f you own a café bar, maybe your brother has a carpet shop, your cousin a cushion shop and your brother-in-law a lamp shop, it is good that you work together, because a customer who comes in for coffee one morning will have completed the interior decor of his house by the end of the day. No matter how much you hate each other in the family, business is business! If you go for coffee, many times you will also find yourself with two bottles of water along with your coffee and before you even ask who ordered them, you will have already received the bill. When you go to see a street artist perform in Marrakesh, and maybe you get the idea to take a picture, before you even put your phone back in your pocket you have to put your hands on your wallet.
I put this lesson on the list not to suggest how to make a profit in Morocco but because I think it is a fundamental lesson in collaboration in general. Understanding how to make relationships work effectively is a key lesson in community because there is no group without an approach of mutual support. The more this mutual support is alive the more the community is able to thrive.
7. A journey of inner change must last at least 30 to 40 days.
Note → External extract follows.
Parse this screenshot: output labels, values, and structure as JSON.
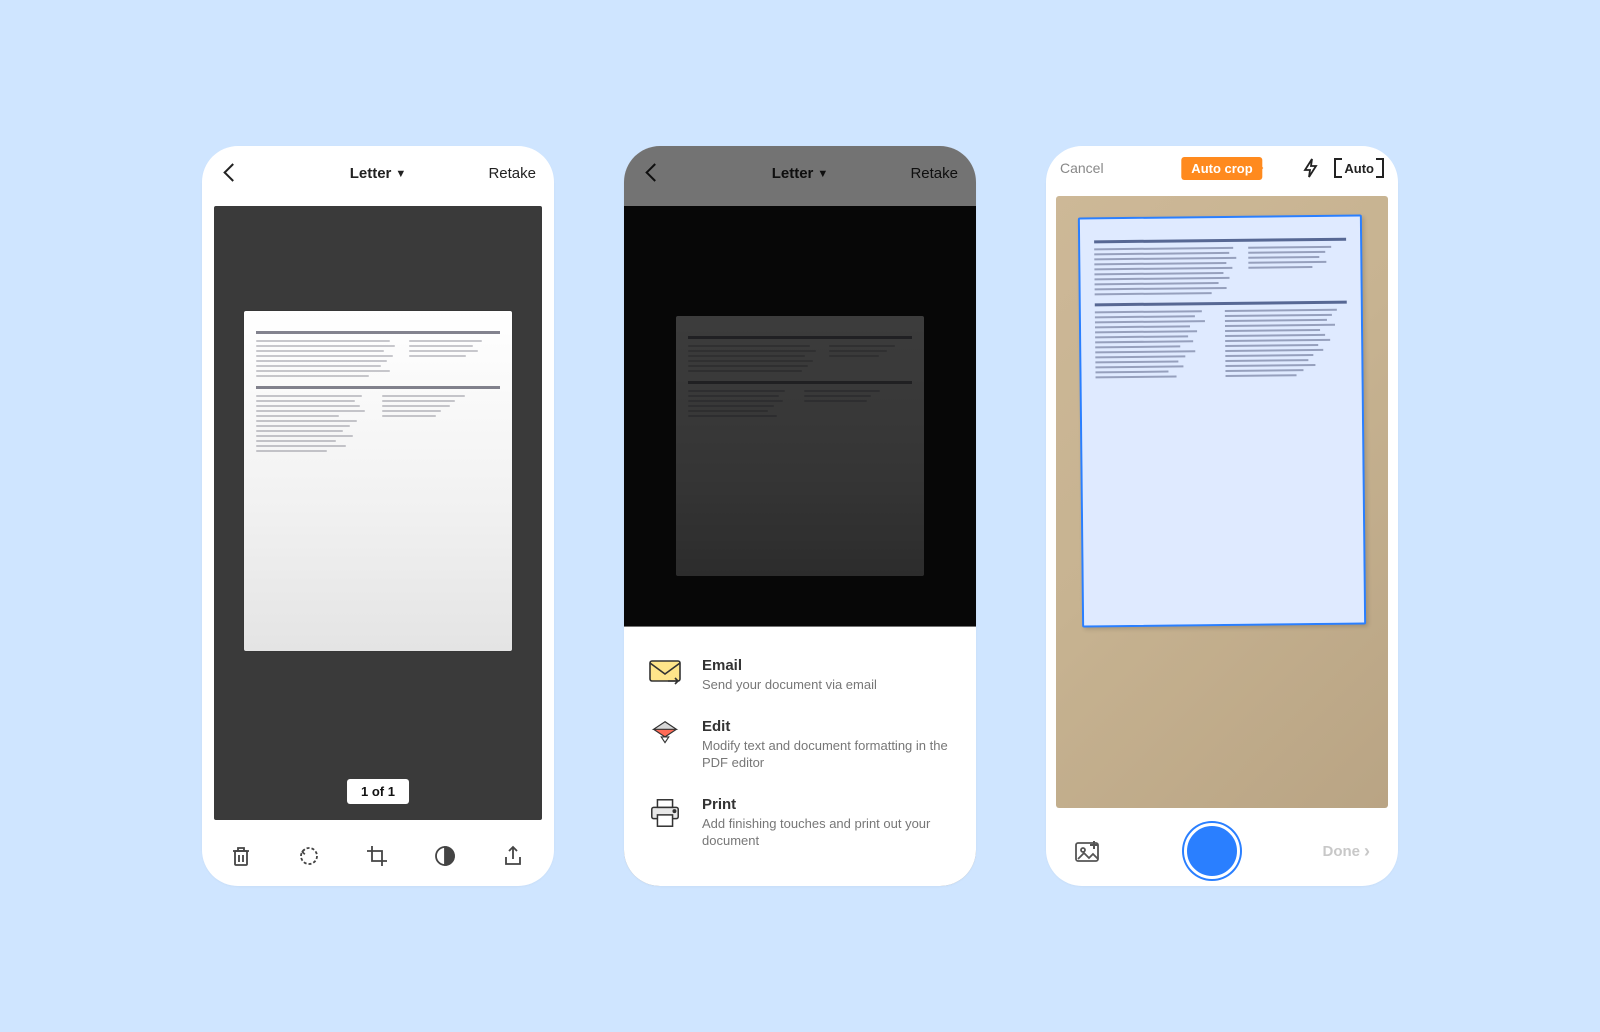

Deserts are fascinating, they can be places of hallucinatory tripping like the Burning Man, or they can be places of self-searching like that of the Nazarene. This endless expanse of sand has seen the realisation of many events in the history of salvation and contemporary laziness. It was in the desert that Israel made its forty-year march from slavery in Egypt to freedom in the promised land. The desert is also the place Elijah had to travel for forty days to reach Horeb, the mountain where he met his God. Finally, Jesus also had to experience the desert for forty days before starting his public life. Two constants recur in all these events: the journey through the desert and its duration defined by the number forty. I refrain from advancing any theories regarding the number 40 rather what I emphasize is the necessary and patient perseverance, a long rehearsal, a sufficient period of time to integrate oneself into the culture one comes into contact with during a journey. A time within which one must decide to take responsibility without further delay. It is the time of mature decisions.
The Sahara is actually a collection of deserts that is collectively the largest in the world 9.2 million square kilometres, the same size as the whole of China. Imagine the whole of China in soft golden sand instead of the grey technocratic factory nation of the world.
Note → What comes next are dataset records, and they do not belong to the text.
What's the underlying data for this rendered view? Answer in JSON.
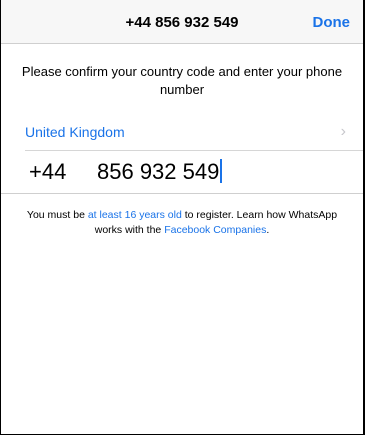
{
  "navbar": {
    "title": "+44 856 932 549",
    "done_label": "Done"
  },
  "instruction": "Please confirm your country code and enter your phone number",
  "country": {
    "name": "United Kingdom",
    "chevron": "›"
  },
  "phone": {
    "code": "+44",
    "number": "856 932 549"
  },
  "terms": {
    "part1": "You must be ",
    "age_link": "at least 16 years old",
    "part2": " to register. Learn how WhatsApp works with the ",
    "companies_link": "Facebook Companies",
    "part3": "."
  },
  "colors": {
    "accent": "#1a73e8",
    "navbar_bg": "#f7f7f7",
    "chevron": "#c7c7cc"
  },
  "icons": {
    "chevron": "chevron-right-icon"
  }
}
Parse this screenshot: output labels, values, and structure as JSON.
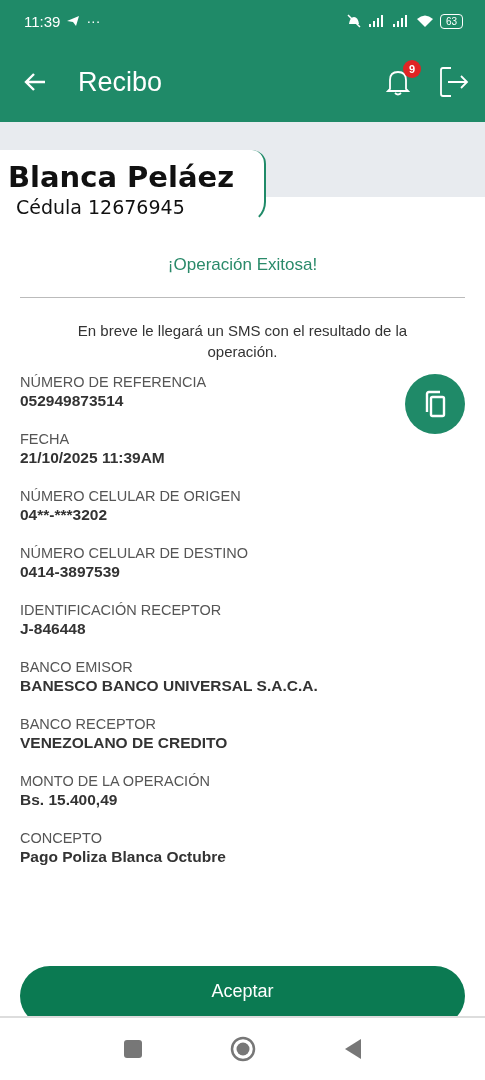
{
  "status_bar": {
    "time": "11:39",
    "more": "···",
    "battery": "63"
  },
  "header": {
    "title": "Recibo",
    "notification_count": "9"
  },
  "overlay": {
    "name": "Blanca Peláez",
    "id_line": "Cédula 12676945"
  },
  "receipt": {
    "status": "¡Operación Exitosa!",
    "message": "En breve le llegará un SMS con el resultado de la operación.",
    "fields": [
      {
        "label": "NÚMERO DE REFERENCIA",
        "value": "052949873514"
      },
      {
        "label": "FECHA",
        "value": "21/10/2025 11:39AM"
      },
      {
        "label": "NÚMERO CELULAR DE ORIGEN",
        "value": "04**-***3202"
      },
      {
        "label": "NÚMERO CELULAR DE DESTINO",
        "value": "0414-3897539"
      },
      {
        "label": "IDENTIFICACIÓN RECEPTOR",
        "value": "J-846448"
      },
      {
        "label": "BANCO EMISOR",
        "value": "BANESCO BANCO UNIVERSAL S.A.C.A."
      },
      {
        "label": "BANCO RECEPTOR",
        "value": "VENEZOLANO DE CREDITO"
      },
      {
        "label": "MONTO DE LA OPERACIÓN",
        "value": "Bs. 15.400,49"
      },
      {
        "label": "CONCEPTO",
        "value": "Pago Poliza Blanca Octubre"
      }
    ]
  },
  "accept_button": "Aceptar"
}
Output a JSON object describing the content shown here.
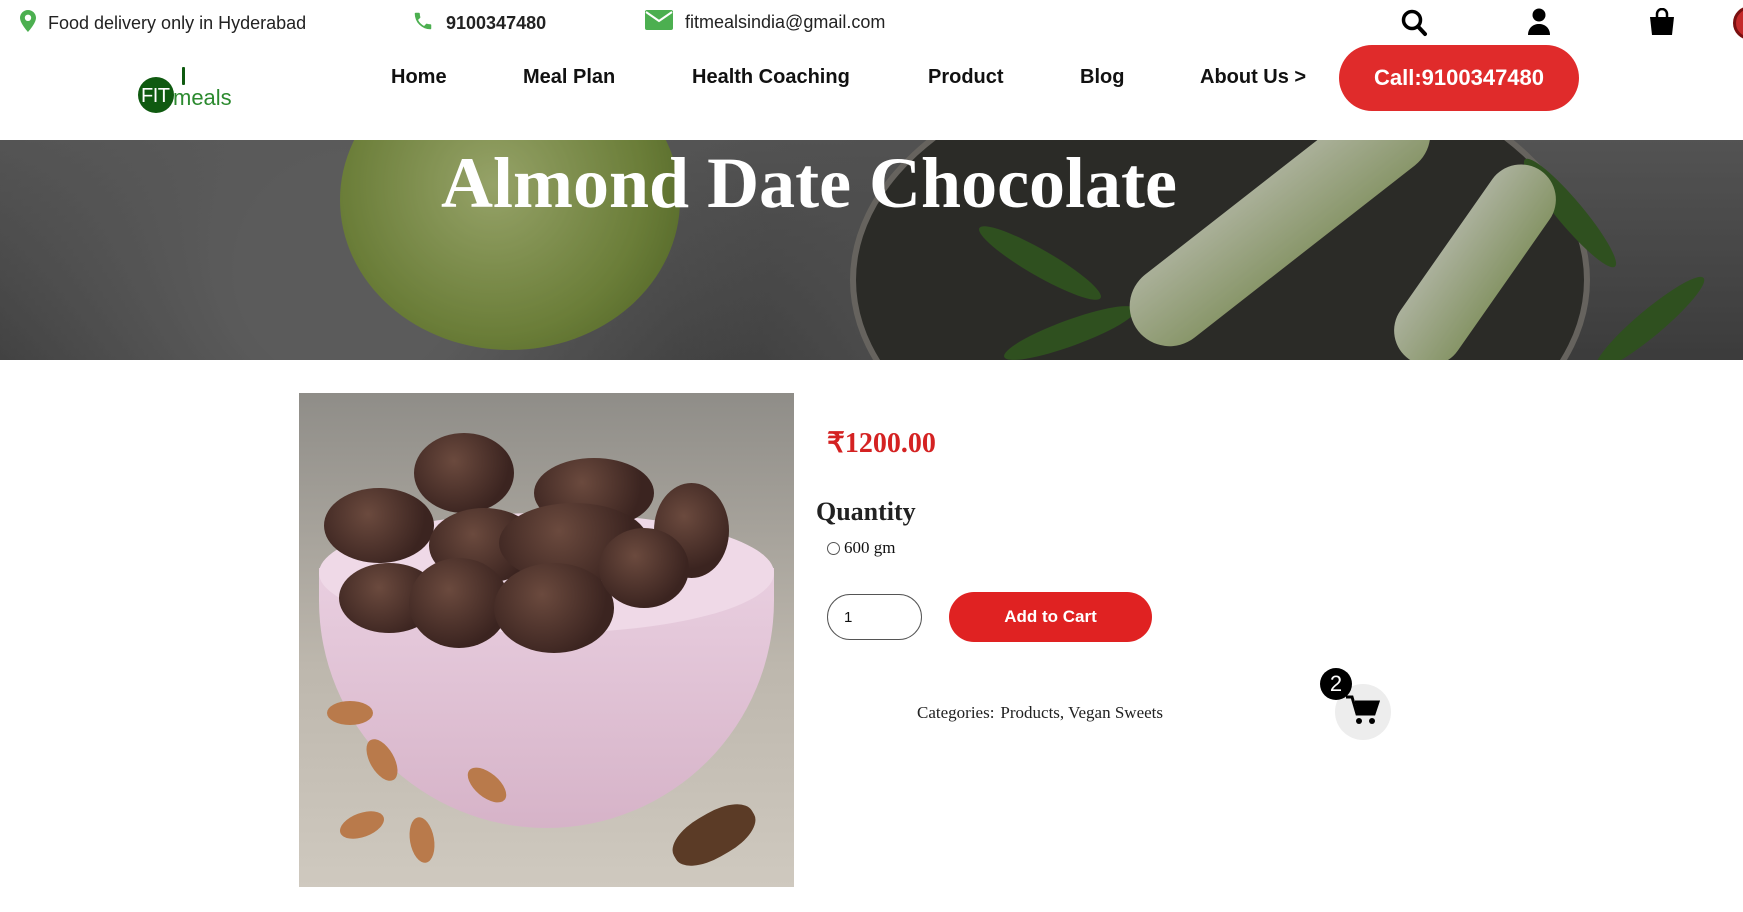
{
  "topbar": {
    "location_text": "Food delivery only in Hyderabad",
    "phone": "9100347480",
    "email": "fitmealsindia@gmail.com"
  },
  "brand": {
    "logo_part1": "FIT",
    "logo_part2": "meals"
  },
  "nav": {
    "items": [
      "Home",
      "Meal Plan",
      "Health Coaching",
      "Product",
      "Blog",
      "About Us >"
    ],
    "call_button": "Call:9100347480"
  },
  "hero": {
    "title": "Almond Date Chocolate"
  },
  "product": {
    "price": "₹1200.00",
    "quantity_label": "Quantity",
    "option": "600 gm",
    "qty_value": "1",
    "add_to_cart": "Add to Cart",
    "categories_label": "Categories:",
    "categories_value": "Products, Vegan Sweets"
  },
  "cart": {
    "count": "2"
  },
  "colors": {
    "accent_red": "#e02b2b",
    "price_red": "#d42222",
    "icon_green": "#4caf50",
    "logo_green": "#0f5a10"
  },
  "icons": [
    "map-pin-icon",
    "phone-icon",
    "mail-icon",
    "search-icon",
    "user-icon",
    "bag-icon",
    "cart-icon"
  ]
}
The pool of the Sahara is not still but constantly moving, its waters constantly flooding its inhabitants with an indescribable energy. This energy when it does not cause sand storms, produces in me calmness, mental and physical clarity. A physical clarity suffered during the first days of my stay came in the form of stomach ache and fever: the so-called Saharite. It is as if the energy of the desert wanted to purge me and bring me back to a state of equilibrium.
Despite everyone telling me about the incredible starry sky to admire, I still could not see clearly, it was as if a veil prevented me from focusing on the stars. After a fever and fasting for a couple of days, Saharite reset me and knocked me out. But in the night lying on the camel wool carpet of the open-air atrium, it was as if a firework of a thousand shimmering flares had burst in the silent sky. That still, static night in the Riad in M’hamid I saw the stars.
Author: Andrea Mineo